Encoding 3 bytes to 4

Got this example from Adafruit , and it was OK before :

void loop()
{
char x=“Man”;
char y;
y=Byte3toChar4(x);
Serial.println(y);

}

char base64set=“ABCDEFGHIJKLMNOPQRSTUVWXYZabcdefghijklmnopqrstuvwxyz0123456789+/”
“ABCDEFGHIJKLMNOPQRSTUVWXYZabcdefghijklmnopqrstuvwxyz0123456789+/”
“ABCDEFGHIJKLMNOPQRSTUVWXYZabcdefghijklmnopqrstuvwxyz0123456789+/”
“ABCDEFGHIJKLMNOPQRSTUVWXYZabcdefghijklmnopqrstuvwxyz0123456789+/=” ;

// repeating the base64 characters in the index array avoids the 077 & operations

char* Byte3toChar4(unsigned char ra[3]){
static char ar[4] = { base64set[ ra[0] >> 2 ] ,
base64set[ ra[0] << 4 | ra[1] >> 4 ] ,
base64set[ ra[1] << 2 | ra[2] >> 6 ] ,
base64set[ ra[2] ] };
Serial.println("Returns: ");
Serial.println(ar);
return (char *(ar));
}

Now I have installed the latest version of, the IDE , 1.8.2 , and it does not work anymore
Why ?

Error message = invalid conversion from ‘char*’ to ‘unsigned char*’ [-fpermissive]

42 posts and never used code tags?

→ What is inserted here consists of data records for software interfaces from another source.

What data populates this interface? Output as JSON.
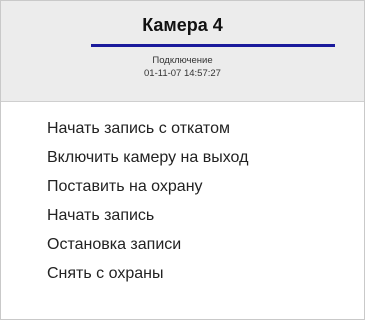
{
  "menu": {
    "title": "Камера 4",
    "status": "Подключение",
    "timestamp": "01-11-07 14:57:27",
    "accent_color": "#1a1a9c",
    "items": [
      {
        "label": "Начать запись с откатом"
      },
      {
        "label": "Включить камеру на выход"
      },
      {
        "label": "Поставить на охрану"
      },
      {
        "label": "Начать запись"
      },
      {
        "label": "Остановка записи"
      },
      {
        "label": "Снять с охраны"
      }
    ]
  }
}
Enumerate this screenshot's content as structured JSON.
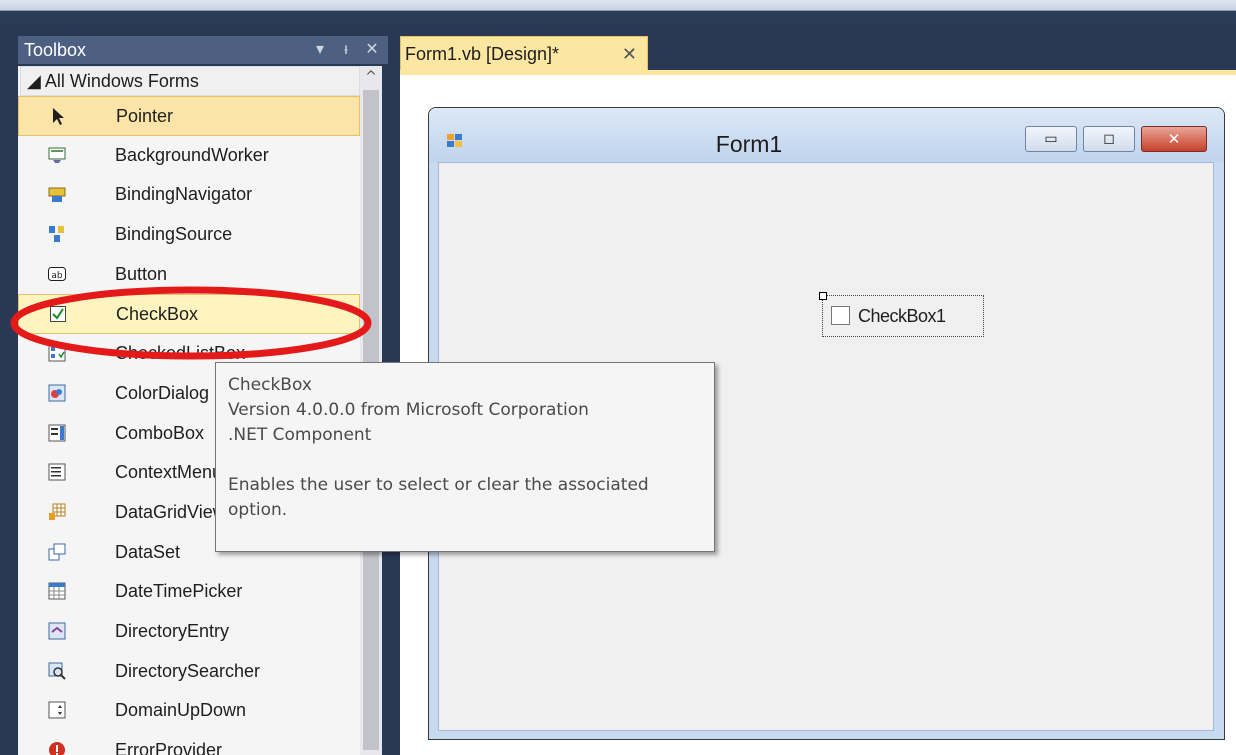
{
  "toolbox": {
    "title": "Toolbox",
    "dropdown_glyph": "▾",
    "pin_glyph": "ᵼ",
    "close_glyph": "✕",
    "scroll_up_glyph": "^",
    "category_label": "◢ All Windows Forms",
    "items": [
      {
        "label": "Pointer",
        "icon": "pointer-arrow-icon",
        "state": "selected"
      },
      {
        "label": "BackgroundWorker",
        "icon": "background-worker-icon"
      },
      {
        "label": "BindingNavigator",
        "icon": "binding-navigator-icon"
      },
      {
        "label": "BindingSource",
        "icon": "binding-source-icon"
      },
      {
        "label": "Button",
        "icon": "button-ab-icon"
      },
      {
        "label": "CheckBox",
        "icon": "checkbox-icon",
        "state": "hover"
      },
      {
        "label": "CheckedListBox",
        "icon": "checked-listbox-icon"
      },
      {
        "label": "ColorDialog",
        "icon": "color-dialog-icon"
      },
      {
        "label": "ComboBox",
        "icon": "combobox-icon"
      },
      {
        "label": "ContextMenuStrip",
        "icon": "context-menu-icon"
      },
      {
        "label": "DataGridView",
        "icon": "data-grid-icon"
      },
      {
        "label": "DataSet",
        "icon": "dataset-icon"
      },
      {
        "label": "DateTimePicker",
        "icon": "date-time-picker-icon"
      },
      {
        "label": "DirectoryEntry",
        "icon": "directory-entry-icon"
      },
      {
        "label": "DirectorySearcher",
        "icon": "directory-searcher-icon"
      },
      {
        "label": "DomainUpDown",
        "icon": "domain-updown-icon"
      },
      {
        "label": "ErrorProvider",
        "icon": "error-provider-icon"
      }
    ]
  },
  "document_tab": {
    "label": "Form1.vb [Design]*",
    "close_glyph": "✕"
  },
  "form": {
    "title": "Form1",
    "min_glyph": "▭",
    "max_glyph": "◻",
    "close_glyph": "✕",
    "checkbox_text": "CheckBox1"
  },
  "tooltip": {
    "name": "CheckBox",
    "version": "Version 4.0.0.0 from Microsoft Corporation",
    "kind": ".NET Component",
    "description_line1": "Enables the user to select or clear the associated",
    "description_line2": "option."
  },
  "colors": {
    "ide_background": "#293955",
    "toolbox_header": "#4d6082",
    "selected_item": "#fce4a8",
    "annotation_red": "#e41a1a"
  }
}
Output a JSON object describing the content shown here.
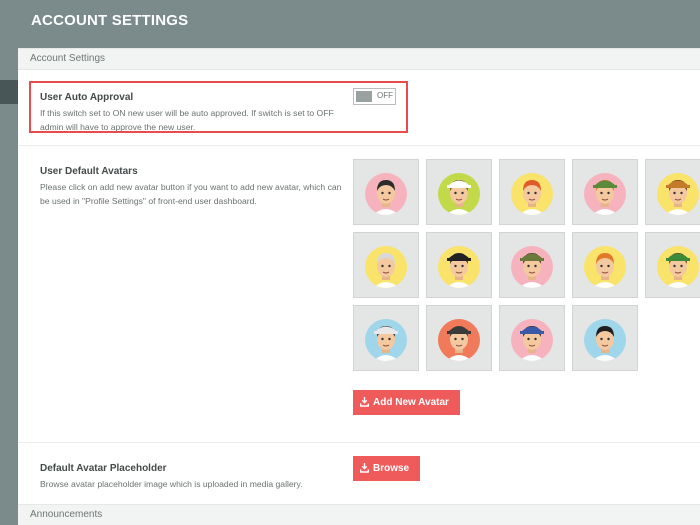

Also, not the complete error (or code) which makes it harder to find. But why does you function use unsigned char while your sketch uses char? And I’m not sure, but maybe the default of a char was unsigned in the past.

And really base64set not in progmem an repeated 4 times :o

OK , thanks for quick answer and you have some good points ... but now I have discovered
the answer , so to speak , but ending up with another puzzle , but more puzzling...:

It was not so much having updated the IDE that made the difference , but having meantime switched
board , from Uno to M0 that caused the problem ... switching back to Uno , it was OK again ...

ut THAT is a bit more curious ... the C++ used should obey to the same rules , no matter which board
selected , no ?

Is a char the same size on those two boards?

Unfortunately not... Not all variable types are very strict defined. A char is "Smallest addressable unit of the machine that can contain basic character set.". So that may change depending on the architecture. And you did not define the sign, which leaves it to the compiler. The AVR compiler defaults to signed for most (all?) types but others may default to unsigned etc.

OK , thanks for that , will make a new try then :slight_smile: